-- TASK DESCRIPTION --
Nothing in the records may be changed; reproduce all of them.

Saved entries

━━━━━━━━━━

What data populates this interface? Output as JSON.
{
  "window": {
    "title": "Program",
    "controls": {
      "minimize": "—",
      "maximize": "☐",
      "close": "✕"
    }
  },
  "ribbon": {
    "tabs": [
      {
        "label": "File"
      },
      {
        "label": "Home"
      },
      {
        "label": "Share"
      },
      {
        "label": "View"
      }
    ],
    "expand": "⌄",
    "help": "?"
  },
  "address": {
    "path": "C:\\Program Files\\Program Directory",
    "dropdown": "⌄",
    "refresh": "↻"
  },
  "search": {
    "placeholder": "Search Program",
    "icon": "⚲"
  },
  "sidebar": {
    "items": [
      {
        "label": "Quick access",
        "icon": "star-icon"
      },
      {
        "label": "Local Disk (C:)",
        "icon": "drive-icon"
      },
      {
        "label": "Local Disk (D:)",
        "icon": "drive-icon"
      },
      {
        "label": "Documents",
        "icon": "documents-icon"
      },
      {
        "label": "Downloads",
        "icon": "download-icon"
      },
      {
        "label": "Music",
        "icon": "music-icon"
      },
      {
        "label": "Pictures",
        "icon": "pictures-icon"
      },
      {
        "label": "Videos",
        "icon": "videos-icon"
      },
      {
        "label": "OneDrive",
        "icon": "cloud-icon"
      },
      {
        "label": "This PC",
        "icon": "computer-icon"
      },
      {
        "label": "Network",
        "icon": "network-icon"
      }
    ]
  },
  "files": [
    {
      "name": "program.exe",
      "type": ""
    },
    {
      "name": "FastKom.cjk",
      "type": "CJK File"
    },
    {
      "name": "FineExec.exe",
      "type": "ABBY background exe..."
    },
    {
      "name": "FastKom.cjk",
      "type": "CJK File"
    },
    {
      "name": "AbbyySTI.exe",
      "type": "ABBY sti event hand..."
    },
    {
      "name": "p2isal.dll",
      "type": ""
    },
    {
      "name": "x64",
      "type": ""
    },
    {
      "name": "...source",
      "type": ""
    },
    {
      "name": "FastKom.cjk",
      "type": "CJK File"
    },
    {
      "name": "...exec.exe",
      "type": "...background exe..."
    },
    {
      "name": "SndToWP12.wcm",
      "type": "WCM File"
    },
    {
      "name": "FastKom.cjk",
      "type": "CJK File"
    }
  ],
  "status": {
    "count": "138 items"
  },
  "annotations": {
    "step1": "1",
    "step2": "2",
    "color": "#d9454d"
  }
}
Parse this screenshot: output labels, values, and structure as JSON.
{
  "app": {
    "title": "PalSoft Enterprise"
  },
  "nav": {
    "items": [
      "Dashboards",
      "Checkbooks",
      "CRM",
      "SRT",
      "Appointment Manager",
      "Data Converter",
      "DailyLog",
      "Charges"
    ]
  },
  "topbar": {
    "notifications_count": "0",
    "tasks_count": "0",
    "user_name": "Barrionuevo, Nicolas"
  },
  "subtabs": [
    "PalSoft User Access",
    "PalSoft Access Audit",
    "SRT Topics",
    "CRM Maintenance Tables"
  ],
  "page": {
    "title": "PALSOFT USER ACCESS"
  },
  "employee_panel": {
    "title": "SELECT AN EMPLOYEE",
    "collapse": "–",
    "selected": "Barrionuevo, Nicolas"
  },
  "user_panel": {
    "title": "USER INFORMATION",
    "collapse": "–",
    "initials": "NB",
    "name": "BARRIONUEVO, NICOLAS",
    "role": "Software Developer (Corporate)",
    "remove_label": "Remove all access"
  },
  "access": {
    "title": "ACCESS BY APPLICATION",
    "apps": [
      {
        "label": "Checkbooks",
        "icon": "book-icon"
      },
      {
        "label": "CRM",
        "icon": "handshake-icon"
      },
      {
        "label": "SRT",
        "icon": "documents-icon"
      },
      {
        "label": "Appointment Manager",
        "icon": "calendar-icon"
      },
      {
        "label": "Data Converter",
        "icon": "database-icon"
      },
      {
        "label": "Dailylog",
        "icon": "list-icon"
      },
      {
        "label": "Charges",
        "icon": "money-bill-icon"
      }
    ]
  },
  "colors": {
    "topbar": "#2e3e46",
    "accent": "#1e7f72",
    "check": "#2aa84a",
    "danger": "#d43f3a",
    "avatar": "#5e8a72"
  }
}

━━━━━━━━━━

-- SOLUTION TO THIS EXERCISE --
What data populates this interface? Output as JSON.
{
  "window": {
    "title": "Program",
    "controls": {
      "minimize": "—",
      "maximize": "☐",
      "close": "✕"
    }
  },
  "ribbon": {
    "tabs": [
      {
        "label": "File"
      },
      {
        "label": "Home"
      },
      {
        "label": "Share"
      },
      {
        "label": "View"
      }
    ],
    "expand": "⌄",
    "help": "?"
  },
  "address": {
    "path": "C:\\Program Files\\Program Directory",
    "dropdown": "⌄",
    "refresh": "↻"
  },
  "search": {
    "placeholder": "Search Program",
    "icon": "⚲"
  },
  "sidebar": {
    "items": [
      {
        "label": "Quick access",
        "icon": "star-icon"
      },
      {
        "label": "Local Disk (C:)",
        "icon": "drive-icon"
      },
      {
        "label": "Local Disk (D:)",
        "icon": "drive-icon"
      },
      {
        "label": "Documents",
        "icon": "documents-icon"
      },
      {
        "label": "Downloads",
        "icon": "download-icon"
      },
      {
        "label": "Music",
        "icon": "music-icon"
      },
      {
        "label": "Pictures",
        "icon": "pictures-icon"
      },
      {
        "label": "Videos",
        "icon": "videos-icon"
      },
      {
        "label": "OneDrive",
        "icon": "cloud-icon"
      },
      {
        "label": "This PC",
        "icon": "computer-icon"
      },
      {
        "label": "Network",
        "icon": "network-icon"
      }
    ]
  },
  "files": [
    {
      "name": "program.exe",
      "type": ""
    },
    {
      "name": "FastKom.cjk",
      "type": "CJK File"
    },
    {
      "name": "FineExec.exe",
      "type": "ABBY background exe..."
    },
    {
      "name": "FastKom.cjk",
      "type": "CJK File"
    },
    {
      "name": "AbbyySTI.exe",
      "type": "ABBY sti event hand..."
    },
    {
      "name": "p2isal.dll",
      "type": ""
    },
    {
      "name": "x64",
      "type": ""
    },
    {
      "name": "...source",
      "type": ""
    },
    {
      "name": "FastKom.cjk",
      "type": "CJK File"
    },
    {
      "name": "...exec.exe",
      "type": "...background exe..."
    },
    {
      "name": "SndToWP12.wcm",
      "type": "WCM File"
    },
    {
      "name": "FastKom.cjk",
      "type": "CJK File"
    }
  ],
  "status": {
    "count": "138 items"
  },
  "annotations": {
    "step1": "1",
    "step2": "2",
    "color": "#d9454d"
  }
}
Parse this screenshot: output labels, values, and structure as JSON.
{
  "app": {
    "title": "PalSoft Enterprise"
  },
  "nav": {
    "items": [
      "Dashboards",
      "Checkbooks",
      "CRM",
      "SRT",
      "Appointment Manager",
      "Data Converter",
      "DailyLog",
      "Charges"
    ]
  },
  "topbar": {
    "notifications_count": "0",
    "tasks_count": "0",
    "user_name": "Barrionuevo, Nicolas"
  },
  "subtabs": [
    "PalSoft User Access",
    "PalSoft Access Audit",
    "SRT Topics",
    "CRM Maintenance Tables"
  ],
  "page": {
    "title": "PALSOFT USER ACCESS"
  },
  "employee_panel": {
    "title": "SELECT AN EMPLOYEE",
    "collapse": "–",
    "selected": "Barrionuevo, Nicolas"
  },
  "user_panel": {
    "title": "USER INFORMATION",
    "collapse": "–",
    "initials": "NB",
    "name": "BARRIONUEVO, NICOLAS",
    "role": "Software Developer (Corporate)",
    "remove_label": "Remove all access"
  },
  "access": {
    "title": "ACCESS BY APPLICATION",
    "apps": [
      {
        "label": "Checkbooks",
        "icon": "book-icon"
      },
      {
        "label": "CRM",
        "icon": "handshake-icon"
      },
      {
        "label": "SRT",
        "icon": "documents-icon"
      },
      {
        "label": "Appointment Manager",
        "icon": "calendar-icon"
      },
      {
        "label": "Data Converter",
        "icon": "database-icon"
      },
      {
        "label": "Dailylog",
        "icon": "list-icon"
      },
      {
        "label": "Charges",
        "icon": "money-bill-icon"
      }
    ]
  },
  "colors": {
    "topbar": "#2e3e46",
    "accent": "#1e7f72",
    "check": "#2aa84a",
    "danger": "#d43f3a",
    "avatar": "#5e8a72"
  }
}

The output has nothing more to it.